If humans ever move to the moon, we’ll need a steady supply of the two most basic elements for life: Sunlight and water. The lunar poles have long been prime candidates for settlement, because they’re exposed to sunlight almost all the time and because for at least three years now, scientists have known they contain water.
Would-be moon miners will need good lawyers if they want to keep the lunar resources they’re harvesting, according to space policy experts. The Outer Space Treaty of 1967 appears to permit extraction of lunar water and other resources, but it’s not clear who would own the materials once they’re extracted.
When NASA “bombed” the moon back in October there was a lot of fanfare leading up to a visually anticlimactic live Webcast of the event. But a series of papers publishing tomorrow in Science pack some data that make up for the less-than-exciting event.
NASA's moon-smashing mission may not have provided a huge show for the folks on Earth, but now there's sweet vindication for scientists. The plume of lunar debris kicked up from ancient lunar crater kicked up 24 gallons of water, LCROSS mission staff reported today.
We waited, we watched, and for the most part, we were disappointed. But the lack of visual fireworks during last week's "moon bombing" doesn't mean the mission was a scientific dud. Though the empty Centaur rocket stage that crashed near the moon's south pole didn't throw a massive plume of lunar debris up into the sunlight as researchers wanted, the Lunar Reconnaissance Orbiter snapped some images of the crash site that shed some light on the situation anyhow.

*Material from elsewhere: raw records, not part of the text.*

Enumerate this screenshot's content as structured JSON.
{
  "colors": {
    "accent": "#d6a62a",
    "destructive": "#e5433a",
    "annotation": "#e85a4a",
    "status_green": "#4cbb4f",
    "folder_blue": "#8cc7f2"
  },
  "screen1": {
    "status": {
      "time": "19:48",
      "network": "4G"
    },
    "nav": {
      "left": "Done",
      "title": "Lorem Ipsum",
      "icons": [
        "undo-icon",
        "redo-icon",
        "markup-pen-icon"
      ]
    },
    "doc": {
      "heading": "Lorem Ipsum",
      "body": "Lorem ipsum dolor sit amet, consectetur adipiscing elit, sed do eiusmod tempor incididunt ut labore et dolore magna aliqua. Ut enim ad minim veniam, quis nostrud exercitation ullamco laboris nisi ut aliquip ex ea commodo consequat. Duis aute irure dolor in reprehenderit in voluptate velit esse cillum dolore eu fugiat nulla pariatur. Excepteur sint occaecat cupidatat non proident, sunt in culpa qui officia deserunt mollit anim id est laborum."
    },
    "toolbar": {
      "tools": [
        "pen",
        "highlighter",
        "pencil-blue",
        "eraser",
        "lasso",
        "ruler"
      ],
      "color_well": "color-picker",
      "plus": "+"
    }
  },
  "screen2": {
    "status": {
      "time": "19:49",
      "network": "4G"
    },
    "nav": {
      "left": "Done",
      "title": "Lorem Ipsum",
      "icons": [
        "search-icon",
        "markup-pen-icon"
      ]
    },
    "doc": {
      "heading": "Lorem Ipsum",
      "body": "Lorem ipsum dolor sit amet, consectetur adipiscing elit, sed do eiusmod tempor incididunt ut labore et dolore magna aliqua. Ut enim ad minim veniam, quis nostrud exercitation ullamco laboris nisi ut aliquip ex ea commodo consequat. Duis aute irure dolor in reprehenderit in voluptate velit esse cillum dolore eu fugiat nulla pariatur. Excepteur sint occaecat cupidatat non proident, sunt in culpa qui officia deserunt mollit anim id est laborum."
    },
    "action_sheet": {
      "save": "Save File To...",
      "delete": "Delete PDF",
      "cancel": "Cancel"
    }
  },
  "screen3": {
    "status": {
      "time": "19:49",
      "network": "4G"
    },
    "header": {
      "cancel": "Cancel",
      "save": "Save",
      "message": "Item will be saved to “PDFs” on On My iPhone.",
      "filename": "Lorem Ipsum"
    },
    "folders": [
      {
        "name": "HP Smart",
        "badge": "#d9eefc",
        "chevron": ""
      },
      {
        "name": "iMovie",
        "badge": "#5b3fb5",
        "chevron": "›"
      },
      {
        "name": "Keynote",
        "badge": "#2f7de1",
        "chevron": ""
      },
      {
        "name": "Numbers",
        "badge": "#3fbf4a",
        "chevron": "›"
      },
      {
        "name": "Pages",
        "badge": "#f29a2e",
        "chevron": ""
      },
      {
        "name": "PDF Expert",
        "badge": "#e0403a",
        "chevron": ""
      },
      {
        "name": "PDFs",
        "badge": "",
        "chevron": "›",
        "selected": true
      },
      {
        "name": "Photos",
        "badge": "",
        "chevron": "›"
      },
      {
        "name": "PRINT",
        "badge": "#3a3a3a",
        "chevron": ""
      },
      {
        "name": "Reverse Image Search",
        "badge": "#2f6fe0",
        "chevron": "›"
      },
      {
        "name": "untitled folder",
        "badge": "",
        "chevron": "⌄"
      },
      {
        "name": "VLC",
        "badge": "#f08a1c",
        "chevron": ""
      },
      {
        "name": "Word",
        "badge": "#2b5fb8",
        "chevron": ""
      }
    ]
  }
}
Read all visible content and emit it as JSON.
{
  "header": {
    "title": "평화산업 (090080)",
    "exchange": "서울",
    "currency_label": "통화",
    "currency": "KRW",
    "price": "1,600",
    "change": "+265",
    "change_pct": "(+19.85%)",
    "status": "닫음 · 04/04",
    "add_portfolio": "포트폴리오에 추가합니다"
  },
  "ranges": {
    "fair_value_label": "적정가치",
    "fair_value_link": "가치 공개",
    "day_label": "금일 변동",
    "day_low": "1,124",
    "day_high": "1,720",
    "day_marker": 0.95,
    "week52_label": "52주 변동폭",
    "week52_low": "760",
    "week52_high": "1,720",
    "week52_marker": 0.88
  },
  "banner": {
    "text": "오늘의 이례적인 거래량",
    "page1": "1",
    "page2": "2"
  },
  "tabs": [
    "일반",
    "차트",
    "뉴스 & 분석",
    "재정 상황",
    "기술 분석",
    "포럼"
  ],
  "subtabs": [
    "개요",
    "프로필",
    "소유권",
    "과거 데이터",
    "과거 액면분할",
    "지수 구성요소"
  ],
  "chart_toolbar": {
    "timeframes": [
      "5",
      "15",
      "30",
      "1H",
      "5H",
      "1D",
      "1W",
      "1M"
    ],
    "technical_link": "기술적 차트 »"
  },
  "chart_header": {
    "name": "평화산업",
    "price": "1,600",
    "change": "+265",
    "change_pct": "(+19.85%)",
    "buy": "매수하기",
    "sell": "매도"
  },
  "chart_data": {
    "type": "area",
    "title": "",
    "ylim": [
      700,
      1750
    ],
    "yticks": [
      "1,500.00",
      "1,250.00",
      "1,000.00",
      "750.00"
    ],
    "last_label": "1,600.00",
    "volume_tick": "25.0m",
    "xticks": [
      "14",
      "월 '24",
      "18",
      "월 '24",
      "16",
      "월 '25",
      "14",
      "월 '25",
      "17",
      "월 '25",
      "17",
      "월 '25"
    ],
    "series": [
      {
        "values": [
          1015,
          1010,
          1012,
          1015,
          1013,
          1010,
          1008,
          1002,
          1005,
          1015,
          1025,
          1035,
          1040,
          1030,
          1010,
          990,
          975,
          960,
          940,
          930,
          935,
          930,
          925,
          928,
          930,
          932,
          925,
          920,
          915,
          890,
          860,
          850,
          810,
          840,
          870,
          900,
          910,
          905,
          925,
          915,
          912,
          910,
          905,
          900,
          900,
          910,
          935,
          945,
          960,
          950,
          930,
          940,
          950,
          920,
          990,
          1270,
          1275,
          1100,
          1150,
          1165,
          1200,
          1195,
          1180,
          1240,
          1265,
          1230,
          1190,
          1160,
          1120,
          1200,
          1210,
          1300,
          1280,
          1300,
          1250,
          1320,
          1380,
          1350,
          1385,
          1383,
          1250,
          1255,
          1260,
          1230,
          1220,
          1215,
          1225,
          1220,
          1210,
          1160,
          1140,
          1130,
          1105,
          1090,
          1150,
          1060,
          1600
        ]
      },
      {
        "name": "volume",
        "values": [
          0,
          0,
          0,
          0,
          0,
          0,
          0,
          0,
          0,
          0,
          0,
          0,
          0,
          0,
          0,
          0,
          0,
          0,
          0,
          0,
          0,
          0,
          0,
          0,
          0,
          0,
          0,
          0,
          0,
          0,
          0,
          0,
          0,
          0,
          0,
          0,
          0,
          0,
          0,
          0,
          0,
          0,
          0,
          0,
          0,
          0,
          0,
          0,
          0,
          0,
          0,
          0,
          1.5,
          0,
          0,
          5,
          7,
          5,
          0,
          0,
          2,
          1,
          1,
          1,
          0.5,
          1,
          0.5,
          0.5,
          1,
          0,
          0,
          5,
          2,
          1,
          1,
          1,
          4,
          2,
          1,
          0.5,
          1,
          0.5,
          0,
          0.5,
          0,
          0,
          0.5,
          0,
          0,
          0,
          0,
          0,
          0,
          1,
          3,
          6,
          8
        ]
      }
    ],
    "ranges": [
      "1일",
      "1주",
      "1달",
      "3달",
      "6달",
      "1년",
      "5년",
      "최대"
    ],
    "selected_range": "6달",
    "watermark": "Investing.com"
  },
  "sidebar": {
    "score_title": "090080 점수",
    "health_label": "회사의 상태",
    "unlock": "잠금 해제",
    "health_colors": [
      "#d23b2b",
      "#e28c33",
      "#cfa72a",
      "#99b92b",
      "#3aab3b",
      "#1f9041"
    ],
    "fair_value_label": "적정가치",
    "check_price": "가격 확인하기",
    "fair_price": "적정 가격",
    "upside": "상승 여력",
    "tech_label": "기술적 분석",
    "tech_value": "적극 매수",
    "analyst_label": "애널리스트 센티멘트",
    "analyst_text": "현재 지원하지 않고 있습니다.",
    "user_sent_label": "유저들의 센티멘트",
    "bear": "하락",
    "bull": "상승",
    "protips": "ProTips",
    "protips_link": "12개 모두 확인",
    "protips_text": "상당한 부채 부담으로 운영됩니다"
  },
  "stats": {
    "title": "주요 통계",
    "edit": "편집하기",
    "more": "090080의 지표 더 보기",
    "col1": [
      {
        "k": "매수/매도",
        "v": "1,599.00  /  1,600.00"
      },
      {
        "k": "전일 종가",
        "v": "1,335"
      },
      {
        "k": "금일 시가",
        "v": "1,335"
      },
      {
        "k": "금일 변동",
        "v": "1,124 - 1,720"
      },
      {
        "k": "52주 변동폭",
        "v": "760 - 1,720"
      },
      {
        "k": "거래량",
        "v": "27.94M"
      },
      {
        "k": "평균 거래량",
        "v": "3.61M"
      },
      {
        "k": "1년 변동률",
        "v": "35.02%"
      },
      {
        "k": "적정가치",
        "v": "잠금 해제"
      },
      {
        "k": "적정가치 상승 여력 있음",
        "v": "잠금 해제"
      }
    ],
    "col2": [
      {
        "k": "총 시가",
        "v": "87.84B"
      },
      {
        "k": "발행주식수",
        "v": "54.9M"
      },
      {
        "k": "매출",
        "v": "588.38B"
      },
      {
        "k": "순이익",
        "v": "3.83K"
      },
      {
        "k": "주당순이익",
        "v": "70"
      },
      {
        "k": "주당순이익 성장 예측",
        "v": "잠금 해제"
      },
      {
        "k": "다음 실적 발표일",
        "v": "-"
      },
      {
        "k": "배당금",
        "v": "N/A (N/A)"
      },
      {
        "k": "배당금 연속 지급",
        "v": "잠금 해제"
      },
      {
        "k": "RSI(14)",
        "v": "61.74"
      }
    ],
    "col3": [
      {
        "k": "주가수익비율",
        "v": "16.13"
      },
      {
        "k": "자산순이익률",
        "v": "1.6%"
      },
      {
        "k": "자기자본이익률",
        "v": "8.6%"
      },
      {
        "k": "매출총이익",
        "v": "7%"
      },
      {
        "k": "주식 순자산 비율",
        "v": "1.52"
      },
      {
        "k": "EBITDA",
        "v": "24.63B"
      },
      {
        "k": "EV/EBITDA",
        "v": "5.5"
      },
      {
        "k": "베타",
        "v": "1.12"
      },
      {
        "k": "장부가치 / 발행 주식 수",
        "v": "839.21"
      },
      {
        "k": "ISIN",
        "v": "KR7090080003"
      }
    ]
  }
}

NASA's double sledgehammer shot to the moon succeeded early this morning when an empty rocket stage and a lunar probe each crashed into separate craters. But the host of telescopes and other instruments pointed at the impact sites did not immediately spot huge plumes of lunar debris.
The harvest moon--which came a couple weeks late this year, on Oct. 4--has long allowed farmers to gather their crops late into the night, using moonlight as a beacon.
Someday, the moon might yield a harvest of its own, thanks to a natural supply of water. A NASA probe is set to crash into the moon this week in search of that potential bounty. Here's how you can watch it from here on Earth.
Robert Heinlein got it right when he dubbed Earth's moon a harsh mistress. NASA's lunar orbiter examined some craters near the lunar south pole that never see sunlight, and may actually represent the coldest places in the solar system -- not to mention reservoirs of precious water ice.
The Lunar Reconnaissance Orbiter (LRO) has conducted an ongoing survey of temperatures on the moon's surface through its Diviner Lunar Radiometer Experiment. The temperatures in the craters can dip as low as -397 degrees F, the lowest temperatures recorded anywhere in the solar system.
Five amazing, clean technologies that will set us free, in this month's energy-focused issue. Also: how to build a better bomb detector, the robotic toys that are raising your children, a human catapult, the world's smallest arcade, and much more.